What we find beautiful in nature is often a reflection of what we find beautiful in human beings. We find all features of immaturity, for example, to be positively adorable. Who could kill a baby seal, with those big round eyes? We have gone to the extent of breeding the trait of adolescence into wolves over millennia to eventually create the grotesque mutant that is the noble Chihuahua. This worship of youth originates from those traits that we find attractive in the human female. Large, round eyes, a small chin, and a big forehead are all signs of youth and thus fertility. However, we also find beautiful some surprisingly menacing parts of nature. A tiger’s camouflage is as essential in hunting and killing as his powerful shoulders and legs. Yet we find all of these features to be fairly beautiful. Any sign of utility, ultimately of power, is in a way quite beautiful. When children learn about dinosaurs, which ones hold the most fascination? Is it the T-rex and raptor, or is it their prey? The male form, like the female form, is most beautiful when in a state of flourishing, or a state of maximum power. The female is most beautiful when glowing with fertility (her unique power) while the male is most beautiful when brandishing his muscular power. What did the Greeks choose to immortalize in stone? Hard, muscular male forms and soft, blossoming, fertile female ones. We are drawn towards representations of these two forms of power as kids, who usually play exclusively with plastic representations of the female body in a hyper-feminized, hyper-fertile condition, or with a likewise hyperbolic representation of the heroic and powerful male form. With males this worship seems to extend further into all forms of technology that represent an extension of this power. Male children are fascinated with swords, guns, military aircraft, fast cars, all essentially manifestations of one form of power or another: that of physical muscle power, the power to kill, or the power of speed. This fascination with power, which some may word as “utility” instead, does not go away when we grow up, but rather becomes more refined. As adults men find muscle cars to be beautiful in a way, as the design represents the apex of efficiency and sleekness towards the end of producing the power of speed. As for extensions of feminine power, one must look no further than the asymmetrical distribution of females in caring or nurturing professions. If the primary female power is that of her fertility and fitness as a mother, then is it any wonder that these professions are so highly favored and populated by women? They are a further expression of her fitness as a nurturing mother! They make her more fit as a mate just as a male thinks that a Ferrari will make him more fit as a mate.

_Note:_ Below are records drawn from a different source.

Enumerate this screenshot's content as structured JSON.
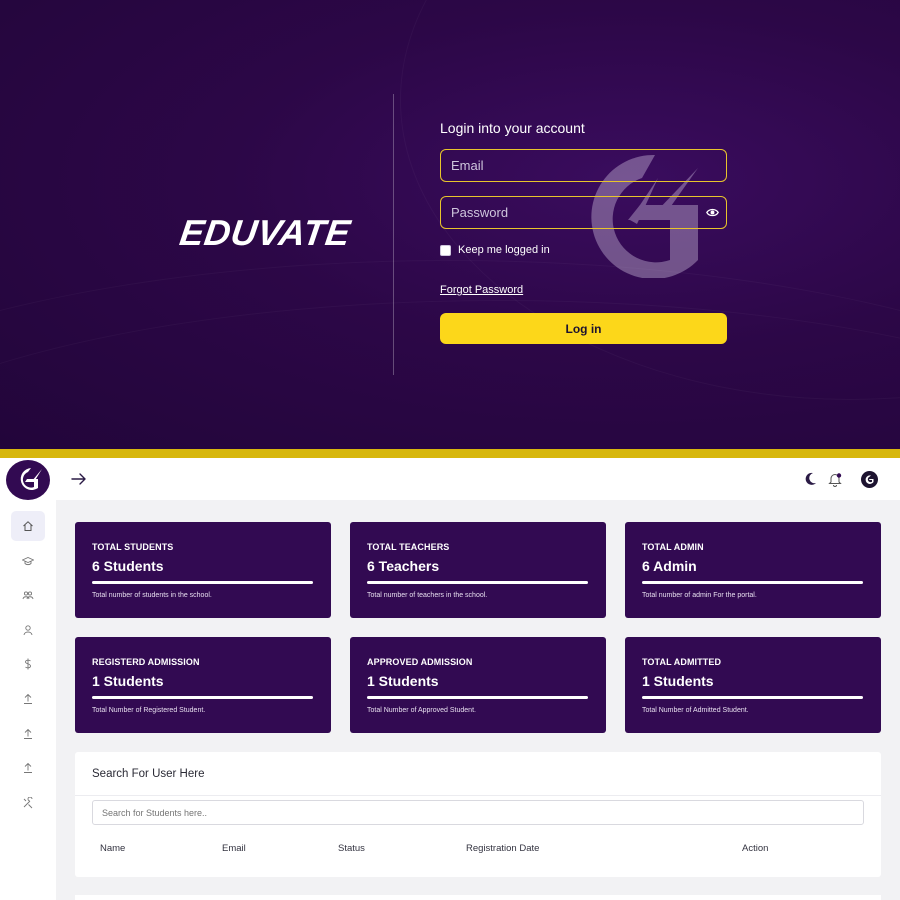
{
  "login": {
    "brand": "EDUVATE",
    "title": "Login into your account",
    "email_placeholder": "Email",
    "password_placeholder": "Password",
    "keep_logged_in": "Keep me logged in",
    "forgot_password": "Forgot Password",
    "login_button": "Log in"
  },
  "colors": {
    "login_bg": "#2c0747",
    "accent_yellow": "#fcd71a",
    "card_bg": "#320a52"
  },
  "icons": {
    "topbar": [
      "logo-icon",
      "arrow-right-icon",
      "moon-icon",
      "bell-icon",
      "avatar-icon"
    ],
    "sidebar": [
      "home-icon",
      "graduation-cap-icon",
      "group-icon",
      "user-icon",
      "dollar-icon",
      "upload-icon",
      "upload-icon",
      "upload-icon",
      "tools-icon"
    ]
  },
  "cards": [
    {
      "title": "TOTAL STUDENTS",
      "value": "6 Students",
      "desc": "Total number of students in the school."
    },
    {
      "title": "TOTAL TEACHERS",
      "value": "6 Teachers",
      "desc": "Total number of teachers in the school."
    },
    {
      "title": "TOTAL ADMIN",
      "value": "6 Admin",
      "desc": "Total number of admin For the portal."
    },
    {
      "title": "REGISTERD ADMISSION",
      "value": "1 Students",
      "desc": "Total Number of Registered Student."
    },
    {
      "title": "APPROVED ADMISSION",
      "value": "1 Students",
      "desc": "Total Number of Approved Student."
    },
    {
      "title": "TOTAL ADMITTED",
      "value": "1 Students",
      "desc": "Total Number of Admitted Student."
    }
  ],
  "search": {
    "title": "Search For User Here",
    "placeholder": "Search for Students here.."
  },
  "table": {
    "columns": [
      "Name",
      "Email",
      "Status",
      "Registration Date",
      "Action"
    ]
  }
}
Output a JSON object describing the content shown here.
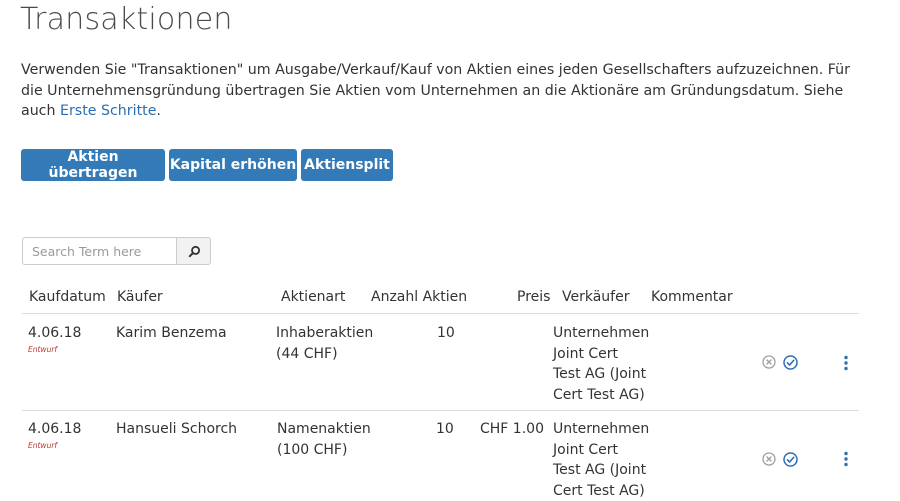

This difference in the source of male and female power also explains our differing orientations towards finding love. If a male complains to his female friends that he can’t get a date or a girlfriend, they will reassure him with something like, “Don’t worry. When the right time comes, it will happen for you. The right one is out there somewhere and you will run into her eventually. You just haven’t met the right one yet, etc, etc.” This is ultimately a passive, receptive stance towards finding a lover. If a male complains to his male friends they will offer many pieces of practical advice on things he can manipulate or accomplish to have better success in winning a mate, after chiding him mercilessly of course for his many failed hunting excursions. A woman’s primary source of power naturally develops during puberty and she is thus in a position to wait for a male to sweep her off her feet. A male’s primary power has to be developed and is won with suffering and effort. Is it any wonder that women expect love to “just happen” to them, without their having to earn or win it? With their power already developed love becomes a waiting game; and the males have to provide the game.